• **Work to complete**: The number of lines holding "longitud" is all you should give; count them in the records below.

• **Source material**:
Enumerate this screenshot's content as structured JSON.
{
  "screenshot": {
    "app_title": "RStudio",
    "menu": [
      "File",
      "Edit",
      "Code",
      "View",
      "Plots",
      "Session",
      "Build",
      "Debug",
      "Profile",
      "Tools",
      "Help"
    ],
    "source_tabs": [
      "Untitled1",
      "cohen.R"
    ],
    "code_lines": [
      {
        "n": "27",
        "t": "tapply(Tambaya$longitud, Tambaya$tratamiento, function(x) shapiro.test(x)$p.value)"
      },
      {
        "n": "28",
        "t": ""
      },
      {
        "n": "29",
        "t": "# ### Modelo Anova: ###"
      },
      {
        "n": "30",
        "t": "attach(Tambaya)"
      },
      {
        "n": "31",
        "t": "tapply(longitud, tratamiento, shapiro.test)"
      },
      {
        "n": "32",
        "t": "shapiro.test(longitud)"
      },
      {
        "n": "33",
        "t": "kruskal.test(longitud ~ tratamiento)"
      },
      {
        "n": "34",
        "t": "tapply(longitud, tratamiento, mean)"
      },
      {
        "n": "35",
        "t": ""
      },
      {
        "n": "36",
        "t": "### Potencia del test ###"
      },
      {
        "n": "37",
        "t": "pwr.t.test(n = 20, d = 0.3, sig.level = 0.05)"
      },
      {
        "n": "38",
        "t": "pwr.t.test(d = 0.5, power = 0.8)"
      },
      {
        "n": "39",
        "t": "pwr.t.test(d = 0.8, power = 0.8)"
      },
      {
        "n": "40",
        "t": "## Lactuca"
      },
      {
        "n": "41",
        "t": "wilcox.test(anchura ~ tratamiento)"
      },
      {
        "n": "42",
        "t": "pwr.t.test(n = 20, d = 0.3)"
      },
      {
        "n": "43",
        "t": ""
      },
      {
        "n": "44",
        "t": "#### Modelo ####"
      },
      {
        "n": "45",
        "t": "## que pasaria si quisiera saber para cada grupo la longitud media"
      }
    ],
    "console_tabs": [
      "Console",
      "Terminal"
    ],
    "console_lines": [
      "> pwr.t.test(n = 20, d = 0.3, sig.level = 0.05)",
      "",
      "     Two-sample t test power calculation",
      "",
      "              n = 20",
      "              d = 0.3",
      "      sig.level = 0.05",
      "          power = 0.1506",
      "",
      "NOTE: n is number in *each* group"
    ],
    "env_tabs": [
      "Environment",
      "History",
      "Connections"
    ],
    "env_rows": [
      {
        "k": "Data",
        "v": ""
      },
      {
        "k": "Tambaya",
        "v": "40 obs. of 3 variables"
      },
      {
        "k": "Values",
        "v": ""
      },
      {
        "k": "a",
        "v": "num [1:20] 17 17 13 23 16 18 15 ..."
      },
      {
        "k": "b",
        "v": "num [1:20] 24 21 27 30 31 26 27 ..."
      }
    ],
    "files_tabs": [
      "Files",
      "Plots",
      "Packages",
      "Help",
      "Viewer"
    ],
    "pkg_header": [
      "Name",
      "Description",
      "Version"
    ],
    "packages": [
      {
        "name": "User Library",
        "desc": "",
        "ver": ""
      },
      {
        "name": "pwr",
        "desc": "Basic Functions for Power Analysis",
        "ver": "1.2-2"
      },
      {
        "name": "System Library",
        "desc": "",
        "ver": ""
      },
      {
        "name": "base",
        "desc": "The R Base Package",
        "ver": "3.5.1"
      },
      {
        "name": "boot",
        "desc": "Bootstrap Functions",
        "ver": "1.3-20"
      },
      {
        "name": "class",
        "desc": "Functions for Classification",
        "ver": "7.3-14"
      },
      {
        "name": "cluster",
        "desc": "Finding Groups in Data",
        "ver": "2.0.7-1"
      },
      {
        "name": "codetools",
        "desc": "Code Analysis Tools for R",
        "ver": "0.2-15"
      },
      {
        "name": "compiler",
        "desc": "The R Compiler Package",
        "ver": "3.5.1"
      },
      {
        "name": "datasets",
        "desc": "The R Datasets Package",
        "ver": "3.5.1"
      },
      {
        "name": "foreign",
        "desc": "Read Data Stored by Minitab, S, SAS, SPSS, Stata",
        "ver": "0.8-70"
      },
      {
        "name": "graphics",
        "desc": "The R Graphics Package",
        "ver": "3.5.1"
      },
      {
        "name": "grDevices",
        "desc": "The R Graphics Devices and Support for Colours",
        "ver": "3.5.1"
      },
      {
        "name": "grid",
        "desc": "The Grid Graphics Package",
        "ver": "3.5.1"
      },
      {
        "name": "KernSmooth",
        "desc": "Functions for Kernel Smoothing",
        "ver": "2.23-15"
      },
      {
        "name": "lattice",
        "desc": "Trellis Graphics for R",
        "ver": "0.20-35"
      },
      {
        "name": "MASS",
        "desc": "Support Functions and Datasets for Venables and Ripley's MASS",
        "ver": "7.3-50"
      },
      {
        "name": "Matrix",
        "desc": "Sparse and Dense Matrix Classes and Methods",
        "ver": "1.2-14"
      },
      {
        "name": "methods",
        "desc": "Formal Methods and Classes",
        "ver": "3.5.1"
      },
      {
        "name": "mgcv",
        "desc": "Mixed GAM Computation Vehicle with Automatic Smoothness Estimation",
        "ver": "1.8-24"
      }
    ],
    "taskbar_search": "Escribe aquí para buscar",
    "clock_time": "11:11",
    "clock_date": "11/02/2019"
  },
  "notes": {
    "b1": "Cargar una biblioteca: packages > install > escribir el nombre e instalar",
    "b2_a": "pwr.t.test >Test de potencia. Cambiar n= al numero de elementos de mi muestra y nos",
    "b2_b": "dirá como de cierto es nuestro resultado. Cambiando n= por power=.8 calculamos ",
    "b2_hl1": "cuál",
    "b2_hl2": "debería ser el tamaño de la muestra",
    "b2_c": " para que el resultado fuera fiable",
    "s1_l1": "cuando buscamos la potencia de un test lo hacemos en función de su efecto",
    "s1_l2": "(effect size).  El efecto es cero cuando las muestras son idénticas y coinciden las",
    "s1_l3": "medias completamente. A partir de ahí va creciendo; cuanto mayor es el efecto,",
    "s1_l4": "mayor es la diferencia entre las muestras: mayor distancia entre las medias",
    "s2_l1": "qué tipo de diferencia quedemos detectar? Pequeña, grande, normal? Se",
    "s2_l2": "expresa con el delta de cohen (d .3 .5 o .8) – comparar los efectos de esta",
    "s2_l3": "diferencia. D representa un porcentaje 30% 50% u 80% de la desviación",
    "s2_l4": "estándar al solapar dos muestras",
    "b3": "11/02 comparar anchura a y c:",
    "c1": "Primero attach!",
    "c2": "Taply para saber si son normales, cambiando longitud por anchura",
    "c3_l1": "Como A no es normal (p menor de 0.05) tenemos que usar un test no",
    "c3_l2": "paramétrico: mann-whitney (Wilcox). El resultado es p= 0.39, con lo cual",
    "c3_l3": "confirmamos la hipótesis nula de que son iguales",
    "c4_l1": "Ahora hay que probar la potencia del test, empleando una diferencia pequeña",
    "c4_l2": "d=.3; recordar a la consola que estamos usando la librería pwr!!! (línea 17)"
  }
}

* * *

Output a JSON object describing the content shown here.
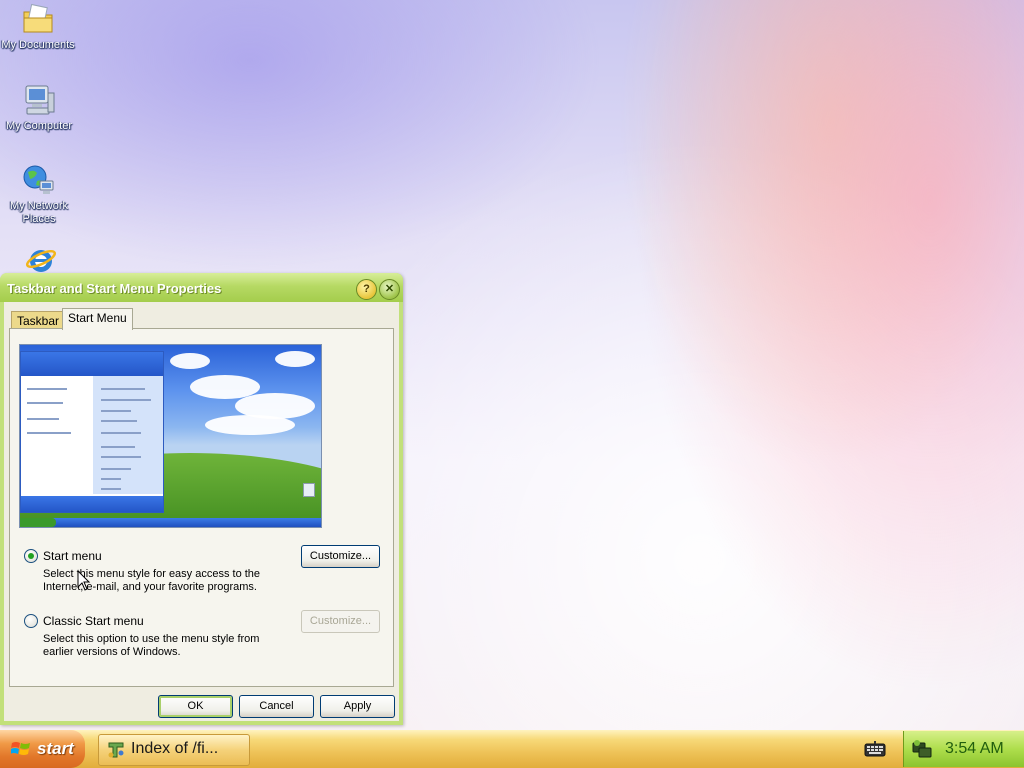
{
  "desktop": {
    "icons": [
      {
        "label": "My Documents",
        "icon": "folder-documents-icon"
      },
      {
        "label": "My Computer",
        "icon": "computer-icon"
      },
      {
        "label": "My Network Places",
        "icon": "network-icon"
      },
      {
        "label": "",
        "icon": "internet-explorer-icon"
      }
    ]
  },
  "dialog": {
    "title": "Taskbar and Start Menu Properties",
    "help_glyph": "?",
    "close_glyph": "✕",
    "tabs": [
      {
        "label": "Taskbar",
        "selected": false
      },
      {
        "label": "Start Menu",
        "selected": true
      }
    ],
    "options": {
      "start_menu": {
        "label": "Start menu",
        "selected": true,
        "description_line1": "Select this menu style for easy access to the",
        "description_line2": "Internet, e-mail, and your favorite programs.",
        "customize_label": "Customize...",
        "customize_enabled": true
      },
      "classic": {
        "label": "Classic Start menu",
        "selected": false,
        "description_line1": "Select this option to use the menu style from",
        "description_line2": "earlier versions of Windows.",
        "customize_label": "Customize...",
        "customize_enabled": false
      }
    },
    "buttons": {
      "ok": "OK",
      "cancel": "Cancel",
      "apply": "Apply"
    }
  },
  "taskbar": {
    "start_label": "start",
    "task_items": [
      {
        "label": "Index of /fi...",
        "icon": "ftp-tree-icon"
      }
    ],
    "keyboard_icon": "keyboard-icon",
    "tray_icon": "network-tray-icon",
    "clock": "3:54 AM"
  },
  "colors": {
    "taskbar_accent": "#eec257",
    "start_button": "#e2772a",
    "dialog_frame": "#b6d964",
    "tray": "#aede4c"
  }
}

• **Answer space**: 7